When she was able to search his pocket, she found a folding pocket knife, which he said he kept with him to protect his friends. They also found the toy plastic handgun in his back pack, its orange tip covered with black electrical tape so that it looked real.
Stevens’ attorney, Jackson Casey, told Judge Peter Doyle that Stevens has Asperger’s syndrome, which caused the situation to “spiral out of control,” although he did not place blame on anyone. Asperger’s is a form of autism, a developmental disability that can severely impact a person’s ability to communicate and to understand social norms.
Casey said Stevens was in Theater A at the high school yesterday morning watching a video and took the prop gun, which was on a shelf in an unlocked cabinet. Casey stressed the youth did not bring the gun into school himself but took it from the cabinet.
One of the symptoms of those with Asperger’s, Casey said, is that it’s difficult “to deal with more than one person at a time.” When multiple officers confronted him, Casey said, Stevens was overwhelmed and acted out.
“It’s certainly understandable how this spiraled out of control,.” Casey said. “When police arrived en masse, he was unable to process the situation.”
Casey said one contributing factor to the escalation is that Stevens’ regular classroom teacher was out, and a substitute was there.
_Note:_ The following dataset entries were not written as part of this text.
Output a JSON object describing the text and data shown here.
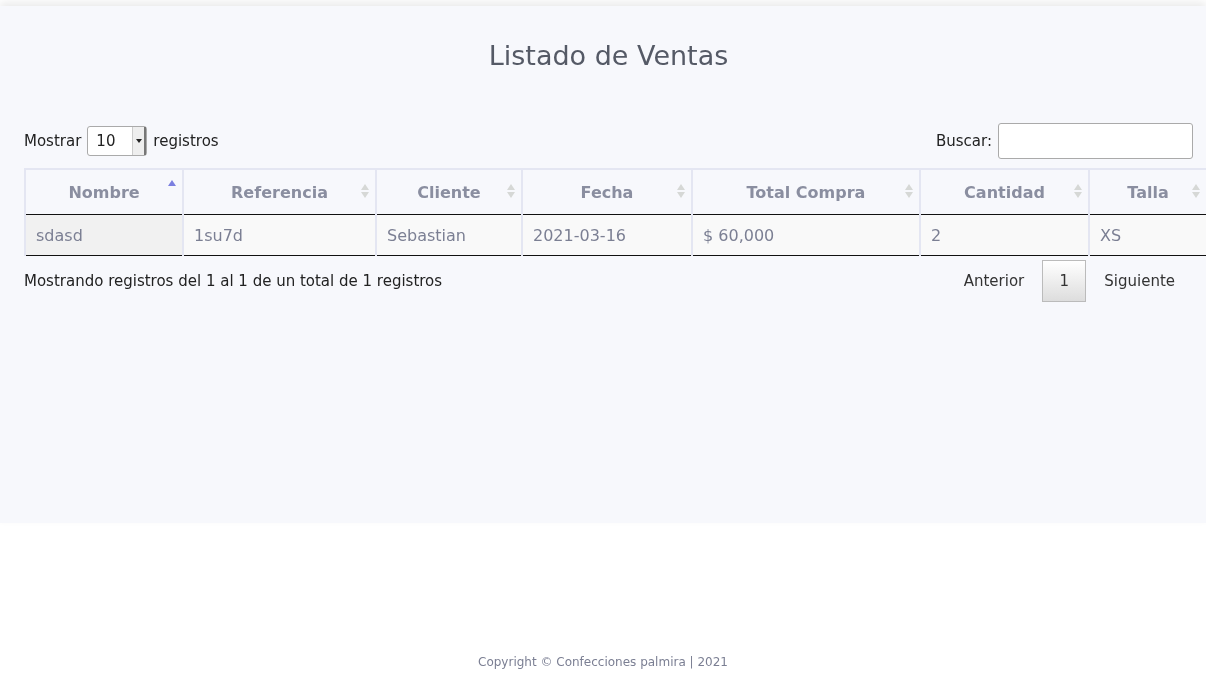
{
  "title": "Listado de Ventas",
  "length": {
    "before": "Mostrar",
    "value": "10",
    "after": "registros"
  },
  "search": {
    "label": "Buscar:"
  },
  "table": {
    "columns": [
      {
        "label": "Nombre",
        "sorted": true
      },
      {
        "label": "Referencia",
        "sorted": false
      },
      {
        "label": "Cliente",
        "sorted": false
      },
      {
        "label": "Fecha",
        "sorted": false
      },
      {
        "label": "Total Compra",
        "sorted": false
      },
      {
        "label": "Cantidad",
        "sorted": false
      },
      {
        "label": "Talla",
        "sorted": false
      }
    ],
    "rows": [
      [
        "sdasd",
        "1su7d",
        "Sebastian",
        "2021-03-16",
        "$ 60,000",
        "2",
        "XS"
      ]
    ]
  },
  "info": "Mostrando registros del 1 al 1 de un total de 1 registros",
  "pagination": {
    "previous": "Anterior",
    "pages": [
      {
        "label": "1",
        "selected": true
      }
    ],
    "next": "Siguiente"
  },
  "footer": "Copyright © Confecciones palmira | 2021"
}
Had his regular teacher been there, Casey said, this situation may never had happened for she would have known his condition and known the gun was a prop.
The state initially asked for $25,000 bail. Casey and Stevens’ parents pleaded with Doyle to reduce bail to $2,500 so they could post it and bring him home.
“He’s a senior. He gets good grades. He’s scheduled to graduate on June 1. He isn’t a troublemaker. He has no criminal record,” his mother told the judge. “This has never happened before. He’s never had problems in the past. Not his typical behavior. This is an aberration.”
The boy’s father said it was unfortunate that school staff had not told police that he had Asperger’s syndrome, and that police should have training in how to handle situations involving people with the syndrome.